I hate love. Can’t stand it. I can safely say that I have not conditioned, trained, studied and invested in order to experience love. In fact, I know that I speak for every tennis player on the face of this entire planet when I say that if given a choice, none of us would willingly choose love. Love means nothing to a tennis player.
I do hope by this point that you’ve grasped the full extent of my metaphor, given that the alternative is a litany of complaint letters filed to the Troubadour office. Humor and blasphemy are only a single analogy away.
I hate love, as in the tennis understanding of the concept of love, as in the lack of points, as in love-all, love-fifteen, love-thirty, love-forty and game. However, inasmuch as I cannot stand love, the term bears immediate semblance to my life as an athlete, and as a Catholic, and I daresay it bears the same importance to your life as well.
On the court, this is the first point of a new game. The result of the previous game is never reflected in love-all; rather, your progress or lack thereof if gifted a clean slate, a new opportunity to apply discipline, and by extension, a fresh opportunity to manifest the love of Christ.
Obviously, whatever you tried didn’t work out too well. (Those who have ever witnessed a John Gallagher tennis match are already well familiar with this concept.) This is often the point at which we begin to reign in our trust in God’s love. Sure, we’re called to bring Christ to a broken world, but now we’ve got our own problem to deal with. God, could you please hold while I deal with this issue?
In all likelihood, you were probably close.

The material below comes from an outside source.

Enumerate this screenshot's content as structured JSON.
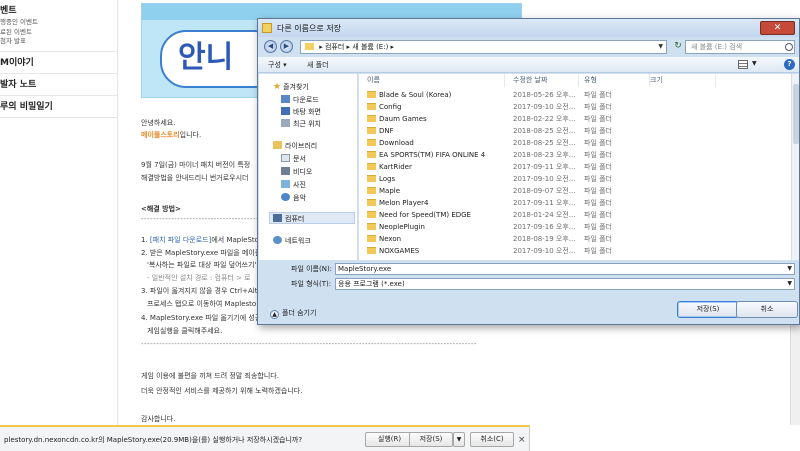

Maybe you almost got there before the ball bounced twice, or your forehand landed a few inches long. Whatever you tried was almost enough to right the ship, but somehow the man on the other end of the net had an answer. Now, you’re staring a two-point deficit in the face, and clearly, your game plan is insufficient.
On the court, this is the point at which you mentally gauge the effectiveness of your strategy. In the world, love-thirty marks the moment when you return to the drawing board and to your knees, for new inspiration and new direction alike.
Or, maybe you don’t. And it shows. Welcome to love-forty, otherwise known as your formal introduction to an often insurmountable deficit. This moment does not hinge so much upon talent as it does pride. Your racket can only do that which you command it to do. There exists a direct correlation between the probability that you change on-court of off-court directive, and the relative size of your ego, I guarantee it.
Sometimes, you lose the next point. Other times, you can expunge the deficit altogether, forcing your opponent through the same self-examination process which just characterized your own train of thought. Either way, you were made for love.